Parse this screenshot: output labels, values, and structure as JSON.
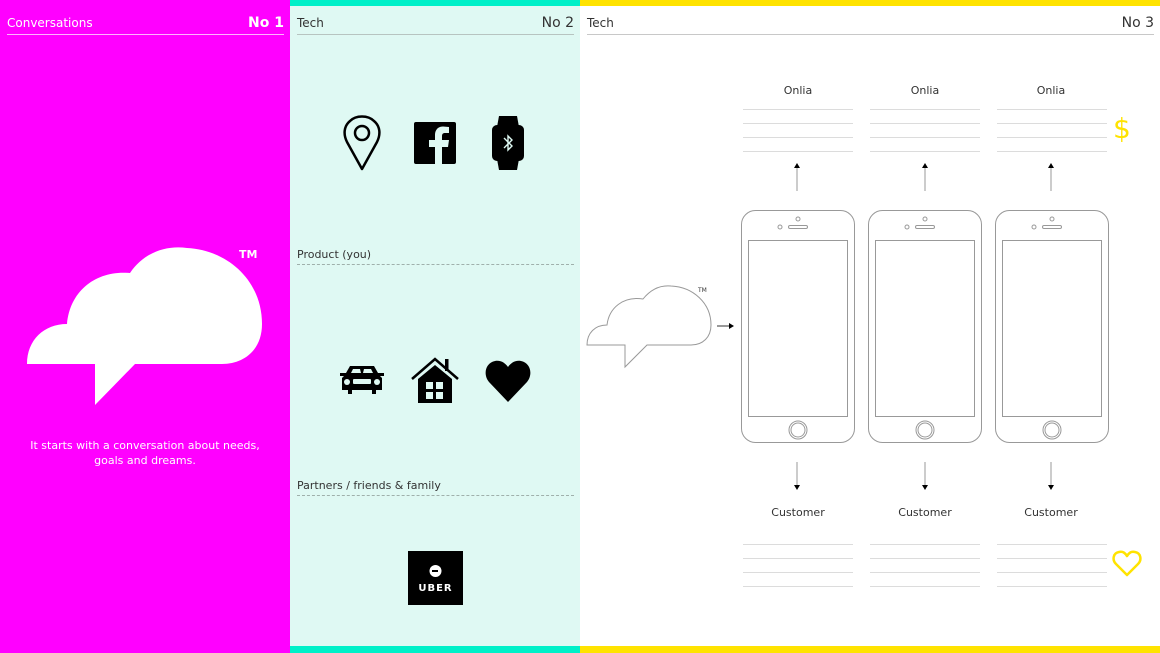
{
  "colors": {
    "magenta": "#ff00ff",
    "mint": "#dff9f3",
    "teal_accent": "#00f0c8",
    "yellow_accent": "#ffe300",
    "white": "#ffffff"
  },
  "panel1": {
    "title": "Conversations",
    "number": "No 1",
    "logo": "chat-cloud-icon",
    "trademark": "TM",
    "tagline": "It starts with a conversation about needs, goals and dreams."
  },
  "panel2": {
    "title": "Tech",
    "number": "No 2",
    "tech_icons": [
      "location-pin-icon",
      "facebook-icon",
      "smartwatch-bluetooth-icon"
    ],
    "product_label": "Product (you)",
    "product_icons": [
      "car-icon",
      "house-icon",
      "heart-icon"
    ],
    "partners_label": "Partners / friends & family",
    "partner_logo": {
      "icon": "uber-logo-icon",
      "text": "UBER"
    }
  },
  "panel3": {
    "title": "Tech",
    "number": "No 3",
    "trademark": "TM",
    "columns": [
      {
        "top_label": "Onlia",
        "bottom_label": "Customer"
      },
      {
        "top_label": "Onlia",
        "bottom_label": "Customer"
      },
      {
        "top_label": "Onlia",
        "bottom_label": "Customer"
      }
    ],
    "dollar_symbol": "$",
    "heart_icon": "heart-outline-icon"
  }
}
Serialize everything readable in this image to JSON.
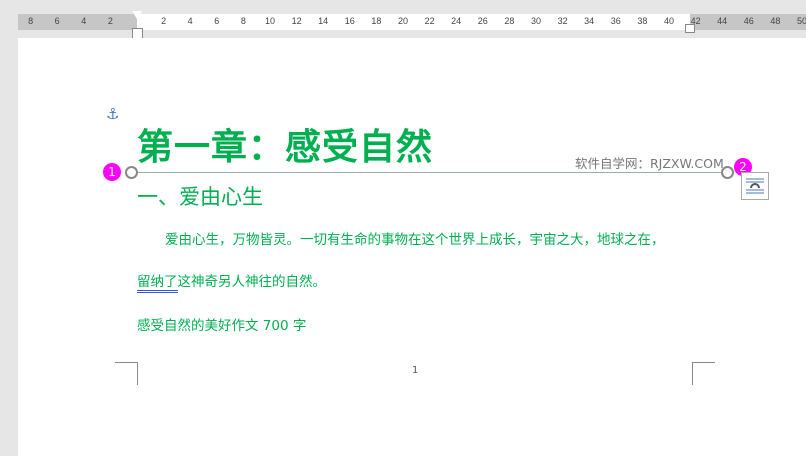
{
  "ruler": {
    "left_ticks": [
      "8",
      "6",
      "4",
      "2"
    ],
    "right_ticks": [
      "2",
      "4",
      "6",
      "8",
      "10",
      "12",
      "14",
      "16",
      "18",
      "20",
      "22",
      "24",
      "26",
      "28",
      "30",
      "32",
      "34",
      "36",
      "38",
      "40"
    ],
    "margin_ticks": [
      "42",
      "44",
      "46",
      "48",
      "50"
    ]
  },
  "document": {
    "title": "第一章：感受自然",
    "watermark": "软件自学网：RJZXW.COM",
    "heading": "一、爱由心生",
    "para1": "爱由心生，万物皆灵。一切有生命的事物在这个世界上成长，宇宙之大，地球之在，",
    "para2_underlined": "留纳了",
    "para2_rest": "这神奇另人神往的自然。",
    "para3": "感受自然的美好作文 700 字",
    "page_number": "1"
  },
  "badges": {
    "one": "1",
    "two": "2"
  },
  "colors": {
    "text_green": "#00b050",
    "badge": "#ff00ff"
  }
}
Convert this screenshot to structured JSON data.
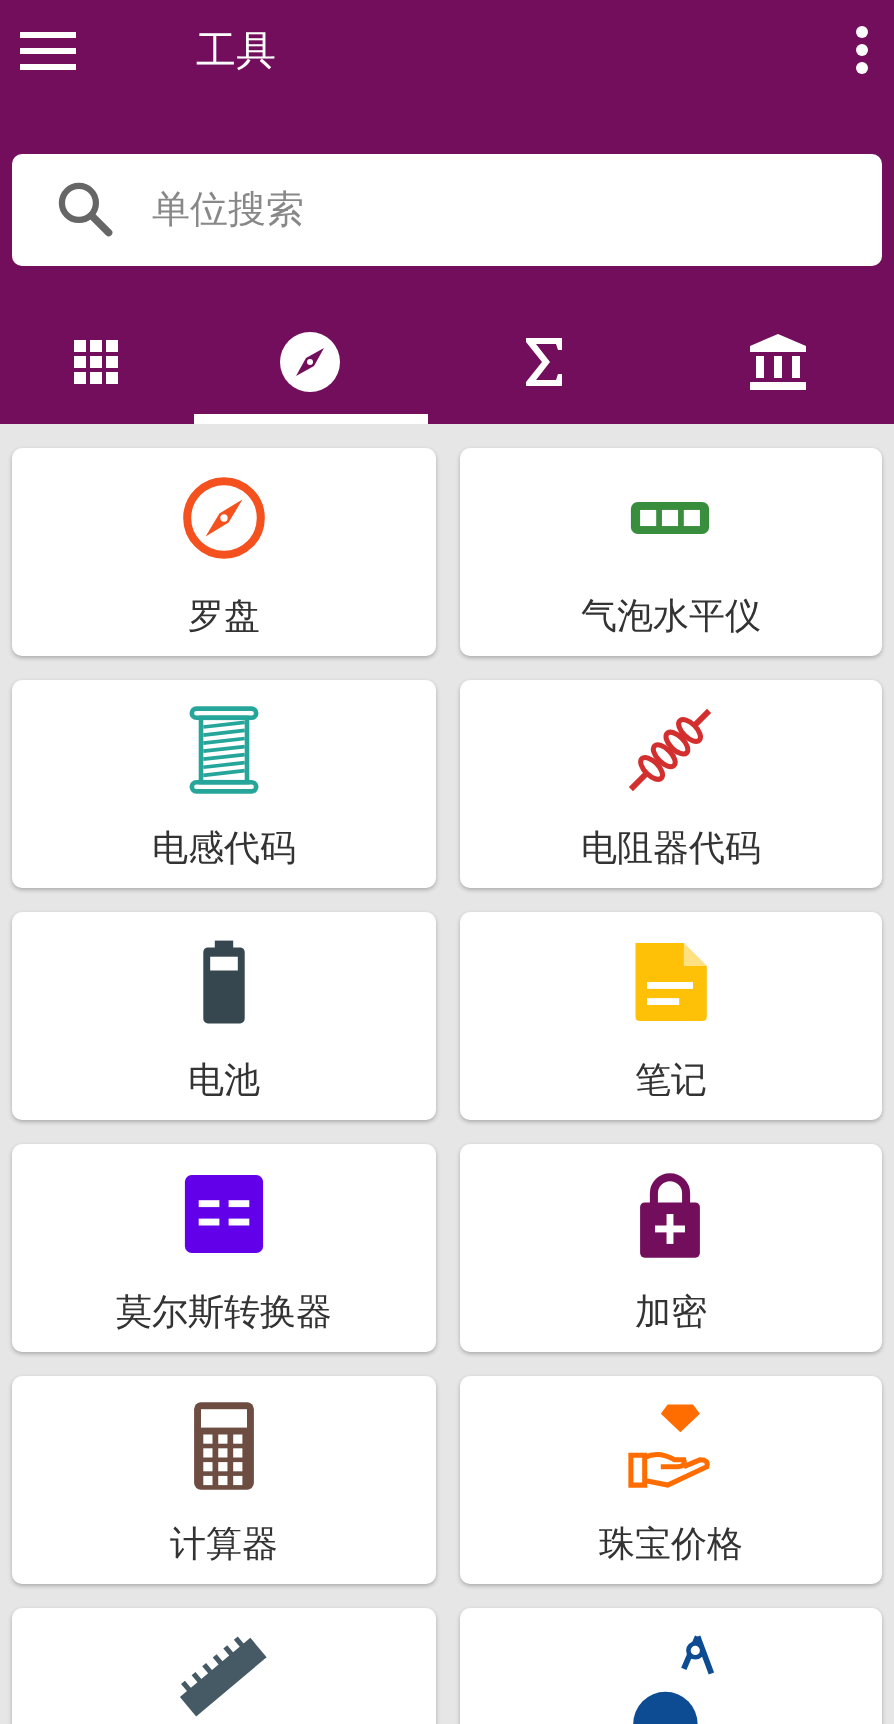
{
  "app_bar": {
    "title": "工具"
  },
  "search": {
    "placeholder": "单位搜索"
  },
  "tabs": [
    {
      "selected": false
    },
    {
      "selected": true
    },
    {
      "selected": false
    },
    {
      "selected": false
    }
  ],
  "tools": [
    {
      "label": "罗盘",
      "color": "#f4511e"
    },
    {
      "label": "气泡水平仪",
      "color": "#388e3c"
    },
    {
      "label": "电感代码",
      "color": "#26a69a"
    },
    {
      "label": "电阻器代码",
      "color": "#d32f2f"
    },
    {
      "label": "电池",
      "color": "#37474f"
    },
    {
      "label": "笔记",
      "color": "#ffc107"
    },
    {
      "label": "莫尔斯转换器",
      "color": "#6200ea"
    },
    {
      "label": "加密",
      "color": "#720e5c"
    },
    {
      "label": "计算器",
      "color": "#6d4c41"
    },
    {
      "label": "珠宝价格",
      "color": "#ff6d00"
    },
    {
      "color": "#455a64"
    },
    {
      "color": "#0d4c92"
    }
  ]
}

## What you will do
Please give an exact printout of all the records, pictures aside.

## Written reply
Parse this screenshot: output labels, values, and structure as JSON.
{
  "colors": {
    "magenta": "#ff00ff",
    "mint": "#dff9f3",
    "teal_accent": "#00f0c8",
    "yellow_accent": "#ffe300",
    "white": "#ffffff"
  },
  "panel1": {
    "title": "Conversations",
    "number": "No 1",
    "logo": "chat-cloud-icon",
    "trademark": "TM",
    "tagline": "It starts with a conversation about needs, goals and dreams."
  },
  "panel2": {
    "title": "Tech",
    "number": "No 2",
    "tech_icons": [
      "location-pin-icon",
      "facebook-icon",
      "smartwatch-bluetooth-icon"
    ],
    "product_label": "Product (you)",
    "product_icons": [
      "car-icon",
      "house-icon",
      "heart-icon"
    ],
    "partners_label": "Partners / friends & family",
    "partner_logo": {
      "icon": "uber-logo-icon",
      "text": "UBER"
    }
  },
  "panel3": {
    "title": "Tech",
    "number": "No 3",
    "trademark": "TM",
    "columns": [
      {
        "top_label": "Onlia",
        "bottom_label": "Customer"
      },
      {
        "top_label": "Onlia",
        "bottom_label": "Customer"
      },
      {
        "top_label": "Onlia",
        "bottom_label": "Customer"
      }
    ],
    "dollar_symbol": "$",
    "heart_icon": "heart-outline-icon"
  }
}
Serialize everything readable in this image to JSON.
{
  "ruler": {
    "left_ticks": [
      "8",
      "6",
      "4",
      "2"
    ],
    "right_ticks": [
      "2",
      "4",
      "6",
      "8",
      "10",
      "12",
      "14",
      "16",
      "18",
      "20",
      "22",
      "24",
      "26",
      "28",
      "30",
      "32",
      "34",
      "36",
      "38",
      "40"
    ],
    "margin_ticks": [
      "42",
      "44",
      "46",
      "48",
      "50"
    ]
  },
  "document": {
    "title": "第一章：感受自然",
    "watermark": "软件自学网：RJZXW.COM",
    "heading": "一、爱由心生",
    "para1": "爱由心生，万物皆灵。一切有生命的事物在这个世界上成长，宇宙之大，地球之在，",
    "para2_underlined": "留纳了",
    "para2_rest": "这神奇另人神往的自然。",
    "para3": "感受自然的美好作文 700 字",
    "page_number": "1"
  },
  "badges": {
    "one": "1",
    "two": "2"
  },
  "colors": {
    "text_green": "#00b050",
    "badge": "#ff00ff"
  }
}
Convert this screenshot to structured JSON data.
{
  "app_bar": {
    "title": "工具"
  },
  "search": {
    "placeholder": "单位搜索"
  },
  "tabs": [
    {
      "selected": false
    },
    {
      "selected": true
    },
    {
      "selected": false
    },
    {
      "selected": false
    }
  ],
  "tools": [
    {
      "label": "罗盘",
      "color": "#f4511e"
    },
    {
      "label": "气泡水平仪",
      "color": "#388e3c"
    },
    {
      "label": "电感代码",
      "color": "#26a69a"
    },
    {
      "label": "电阻器代码",
      "color": "#d32f2f"
    },
    {
      "label": "电池",
      "color": "#37474f"
    },
    {
      "label": "笔记",
      "color": "#ffc107"
    },
    {
      "label": "莫尔斯转换器",
      "color": "#6200ea"
    },
    {
      "label": "加密",
      "color": "#720e5c"
    },
    {
      "label": "计算器",
      "color": "#6d4c41"
    },
    {
      "label": "珠宝价格",
      "color": "#ff6d00"
    },
    {
      "color": "#455a64"
    },
    {
      "color": "#0d4c92"
    }
  ]
}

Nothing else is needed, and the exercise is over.